During the hottest month that humans have ever recorded, a local television station in the Netherlands aired nonstop images of wintry landscapes to help viewers momentarily forget the heat wave outside.
Officials in Switzerland and elsewhere painted stretches of rail tracks white, hoping to keep them from buckling in the extreme heat. At the port of Antwerp, two alleged drug dealers called police for help after they got stuck inside a shipping container filled with cocaine and feared they would suffocate in the heat. In Paris, people piled into movie theaters — some of the only air-conditioned places in town.
Wildfires raged across millions of acres in the Arctic. A massive ice melt event in Greenland sent hundreds of billions of tons of water pouring into the Atlantic Ocean, raising sea levels. And temperature records evaporated, one after another: 101.7 degrees Fahrenheit in Cambridge, England, and 108.7F in Paris. The same in Lingen, Germany.

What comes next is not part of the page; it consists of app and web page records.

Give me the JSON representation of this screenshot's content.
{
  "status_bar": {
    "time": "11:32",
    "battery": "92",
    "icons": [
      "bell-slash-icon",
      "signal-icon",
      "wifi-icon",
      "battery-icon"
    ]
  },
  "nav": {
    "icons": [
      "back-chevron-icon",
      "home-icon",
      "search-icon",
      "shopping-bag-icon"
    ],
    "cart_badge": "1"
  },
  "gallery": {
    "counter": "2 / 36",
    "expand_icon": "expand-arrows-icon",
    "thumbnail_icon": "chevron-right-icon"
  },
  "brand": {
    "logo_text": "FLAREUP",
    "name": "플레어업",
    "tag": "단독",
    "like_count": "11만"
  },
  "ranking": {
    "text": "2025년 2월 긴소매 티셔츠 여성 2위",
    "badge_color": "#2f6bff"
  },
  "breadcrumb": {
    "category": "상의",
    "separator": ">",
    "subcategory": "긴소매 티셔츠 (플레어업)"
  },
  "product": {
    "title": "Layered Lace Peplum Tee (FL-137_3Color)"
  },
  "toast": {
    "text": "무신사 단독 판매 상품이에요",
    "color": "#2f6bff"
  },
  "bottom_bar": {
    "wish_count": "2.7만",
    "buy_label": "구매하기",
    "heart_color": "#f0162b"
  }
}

“We have always lived through hot summers. But this is not the summer of our youth. This is not your grandfather’s summer,” United Nations Secretary General António Guterres told reporters as July gave way to August. [Continue reading…]